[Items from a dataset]
= = = =
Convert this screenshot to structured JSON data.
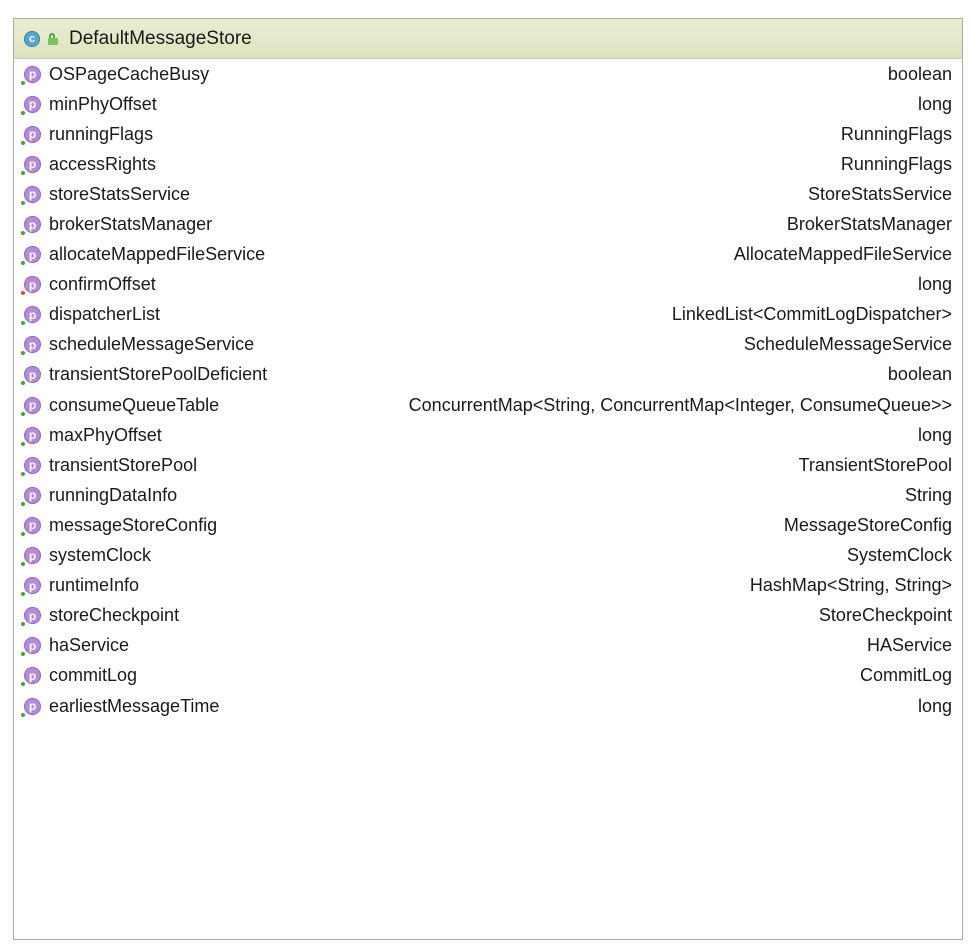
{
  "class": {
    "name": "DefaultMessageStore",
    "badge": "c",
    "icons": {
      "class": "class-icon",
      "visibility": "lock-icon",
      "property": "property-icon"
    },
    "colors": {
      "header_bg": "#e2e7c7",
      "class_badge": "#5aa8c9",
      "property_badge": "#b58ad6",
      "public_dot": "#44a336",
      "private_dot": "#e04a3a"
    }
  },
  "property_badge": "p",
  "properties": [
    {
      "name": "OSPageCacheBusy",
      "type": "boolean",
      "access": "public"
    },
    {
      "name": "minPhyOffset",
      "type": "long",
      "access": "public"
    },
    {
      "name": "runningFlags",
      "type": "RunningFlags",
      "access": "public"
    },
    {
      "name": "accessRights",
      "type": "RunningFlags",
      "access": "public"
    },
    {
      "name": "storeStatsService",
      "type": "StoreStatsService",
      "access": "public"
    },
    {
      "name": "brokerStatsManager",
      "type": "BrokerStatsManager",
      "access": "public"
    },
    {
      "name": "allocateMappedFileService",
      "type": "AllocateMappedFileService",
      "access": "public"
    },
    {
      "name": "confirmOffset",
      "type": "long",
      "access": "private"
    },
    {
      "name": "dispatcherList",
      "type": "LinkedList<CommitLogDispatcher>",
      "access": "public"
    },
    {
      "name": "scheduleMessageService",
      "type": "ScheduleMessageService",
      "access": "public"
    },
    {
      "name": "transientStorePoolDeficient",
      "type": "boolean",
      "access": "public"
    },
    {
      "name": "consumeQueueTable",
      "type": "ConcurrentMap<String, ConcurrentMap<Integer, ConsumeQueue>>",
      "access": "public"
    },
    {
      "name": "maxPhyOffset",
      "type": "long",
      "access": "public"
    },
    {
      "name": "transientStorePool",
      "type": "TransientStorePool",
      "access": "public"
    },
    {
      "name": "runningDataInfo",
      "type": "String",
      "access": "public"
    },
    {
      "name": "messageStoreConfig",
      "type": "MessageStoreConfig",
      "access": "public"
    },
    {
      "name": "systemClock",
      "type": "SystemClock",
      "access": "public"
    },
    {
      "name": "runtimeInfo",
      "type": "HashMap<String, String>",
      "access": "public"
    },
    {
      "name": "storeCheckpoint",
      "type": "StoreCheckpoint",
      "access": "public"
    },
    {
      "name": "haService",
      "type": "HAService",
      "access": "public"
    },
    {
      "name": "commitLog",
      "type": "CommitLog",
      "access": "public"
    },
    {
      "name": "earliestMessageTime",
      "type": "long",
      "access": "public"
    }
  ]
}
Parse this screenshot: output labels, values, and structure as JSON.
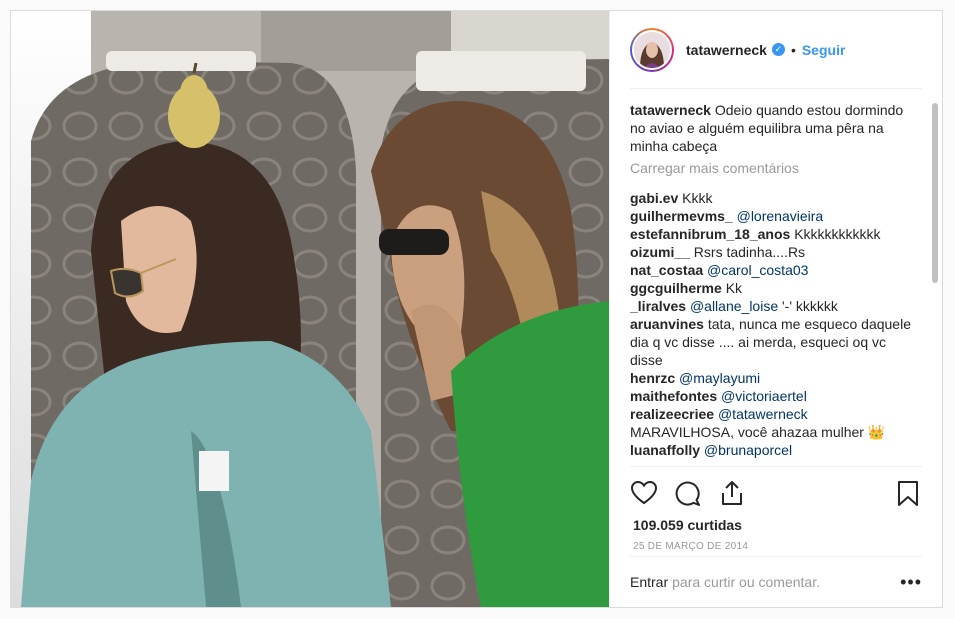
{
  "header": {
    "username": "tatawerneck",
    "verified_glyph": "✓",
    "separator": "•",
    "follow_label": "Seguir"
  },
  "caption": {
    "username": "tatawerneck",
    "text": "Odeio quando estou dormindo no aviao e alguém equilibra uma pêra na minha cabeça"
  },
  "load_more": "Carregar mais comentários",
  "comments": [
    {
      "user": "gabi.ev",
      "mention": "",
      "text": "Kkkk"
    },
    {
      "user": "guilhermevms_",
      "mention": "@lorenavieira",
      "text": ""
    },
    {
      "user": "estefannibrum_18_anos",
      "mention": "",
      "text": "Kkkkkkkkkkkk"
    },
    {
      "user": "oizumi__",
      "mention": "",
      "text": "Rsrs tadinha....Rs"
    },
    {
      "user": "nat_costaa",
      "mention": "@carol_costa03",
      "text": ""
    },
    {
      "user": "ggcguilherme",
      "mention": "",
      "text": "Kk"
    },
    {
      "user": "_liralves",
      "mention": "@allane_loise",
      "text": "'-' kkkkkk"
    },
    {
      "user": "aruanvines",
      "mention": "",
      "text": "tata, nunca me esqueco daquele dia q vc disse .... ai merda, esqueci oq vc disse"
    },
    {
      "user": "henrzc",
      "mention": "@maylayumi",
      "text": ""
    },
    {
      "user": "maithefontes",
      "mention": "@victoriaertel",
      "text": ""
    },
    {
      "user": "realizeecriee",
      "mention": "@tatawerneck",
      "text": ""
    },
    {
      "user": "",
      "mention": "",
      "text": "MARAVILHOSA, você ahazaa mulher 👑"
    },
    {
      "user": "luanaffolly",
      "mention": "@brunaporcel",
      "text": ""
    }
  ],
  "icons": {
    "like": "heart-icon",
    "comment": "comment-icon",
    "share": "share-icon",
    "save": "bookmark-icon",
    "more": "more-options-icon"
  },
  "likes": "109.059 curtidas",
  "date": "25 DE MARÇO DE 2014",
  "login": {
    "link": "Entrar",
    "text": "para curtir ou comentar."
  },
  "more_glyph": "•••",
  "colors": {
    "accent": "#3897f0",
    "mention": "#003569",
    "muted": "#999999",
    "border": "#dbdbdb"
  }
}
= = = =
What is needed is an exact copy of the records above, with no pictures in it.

▸ Task response
Convert this screenshot to structured JSON data.
{
  "class": {
    "name": "DefaultMessageStore",
    "badge": "c",
    "icons": {
      "class": "class-icon",
      "visibility": "lock-icon",
      "property": "property-icon"
    },
    "colors": {
      "header_bg": "#e2e7c7",
      "class_badge": "#5aa8c9",
      "property_badge": "#b58ad6",
      "public_dot": "#44a336",
      "private_dot": "#e04a3a"
    }
  },
  "property_badge": "p",
  "properties": [
    {
      "name": "OSPageCacheBusy",
      "type": "boolean",
      "access": "public"
    },
    {
      "name": "minPhyOffset",
      "type": "long",
      "access": "public"
    },
    {
      "name": "runningFlags",
      "type": "RunningFlags",
      "access": "public"
    },
    {
      "name": "accessRights",
      "type": "RunningFlags",
      "access": "public"
    },
    {
      "name": "storeStatsService",
      "type": "StoreStatsService",
      "access": "public"
    },
    {
      "name": "brokerStatsManager",
      "type": "BrokerStatsManager",
      "access": "public"
    },
    {
      "name": "allocateMappedFileService",
      "type": "AllocateMappedFileService",
      "access": "public"
    },
    {
      "name": "confirmOffset",
      "type": "long",
      "access": "private"
    },
    {
      "name": "dispatcherList",
      "type": "LinkedList<CommitLogDispatcher>",
      "access": "public"
    },
    {
      "name": "scheduleMessageService",
      "type": "ScheduleMessageService",
      "access": "public"
    },
    {
      "name": "transientStorePoolDeficient",
      "type": "boolean",
      "access": "public"
    },
    {
      "name": "consumeQueueTable",
      "type": "ConcurrentMap<String, ConcurrentMap<Integer, ConsumeQueue>>",
      "access": "public"
    },
    {
      "name": "maxPhyOffset",
      "type": "long",
      "access": "public"
    },
    {
      "name": "transientStorePool",
      "type": "TransientStorePool",
      "access": "public"
    },
    {
      "name": "runningDataInfo",
      "type": "String",
      "access": "public"
    },
    {
      "name": "messageStoreConfig",
      "type": "MessageStoreConfig",
      "access": "public"
    },
    {
      "name": "systemClock",
      "type": "SystemClock",
      "access": "public"
    },
    {
      "name": "runtimeInfo",
      "type": "HashMap<String, String>",
      "access": "public"
    },
    {
      "name": "storeCheckpoint",
      "type": "StoreCheckpoint",
      "access": "public"
    },
    {
      "name": "haService",
      "type": "HAService",
      "access": "public"
    },
    {
      "name": "commitLog",
      "type": "CommitLog",
      "access": "public"
    },
    {
      "name": "earliestMessageTime",
      "type": "long",
      "access": "public"
    }
  ]
}
Parse this screenshot: output labels, values, and structure as JSON.
{
  "header": {
    "username": "tatawerneck",
    "verified_glyph": "✓",
    "separator": "•",
    "follow_label": "Seguir"
  },
  "caption": {
    "username": "tatawerneck",
    "text": "Odeio quando estou dormindo no aviao e alguém equilibra uma pêra na minha cabeça"
  },
  "load_more": "Carregar mais comentários",
  "comments": [
    {
      "user": "gabi.ev",
      "mention": "",
      "text": "Kkkk"
    },
    {
      "user": "guilhermevms_",
      "mention": "@lorenavieira",
      "text": ""
    },
    {
      "user": "estefannibrum_18_anos",
      "mention": "",
      "text": "Kkkkkkkkkkkk"
    },
    {
      "user": "oizumi__",
      "mention": "",
      "text": "Rsrs tadinha....Rs"
    },
    {
      "user": "nat_costaa",
      "mention": "@carol_costa03",
      "text": ""
    },
    {
      "user": "ggcguilherme",
      "mention": "",
      "text": "Kk"
    },
    {
      "user": "_liralves",
      "mention": "@allane_loise",
      "text": "'-' kkkkkk"
    },
    {
      "user": "aruanvines",
      "mention": "",
      "text": "tata, nunca me esqueco daquele dia q vc disse .... ai merda, esqueci oq vc disse"
    },
    {
      "user": "henrzc",
      "mention": "@maylayumi",
      "text": ""
    },
    {
      "user": "maithefontes",
      "mention": "@victoriaertel",
      "text": ""
    },
    {
      "user": "realizeecriee",
      "mention": "@tatawerneck",
      "text": ""
    },
    {
      "user": "",
      "mention": "",
      "text": "MARAVILHOSA, você ahazaa mulher 👑"
    },
    {
      "user": "luanaffolly",
      "mention": "@brunaporcel",
      "text": ""
    }
  ],
  "icons": {
    "like": "heart-icon",
    "comment": "comment-icon",
    "share": "share-icon",
    "save": "bookmark-icon",
    "more": "more-options-icon"
  },
  "likes": "109.059 curtidas",
  "date": "25 DE MARÇO DE 2014",
  "login": {
    "link": "Entrar",
    "text": "para curtir ou comentar."
  },
  "more_glyph": "•••",
  "colors": {
    "accent": "#3897f0",
    "mention": "#003569",
    "muted": "#999999",
    "border": "#dbdbdb"
  }
}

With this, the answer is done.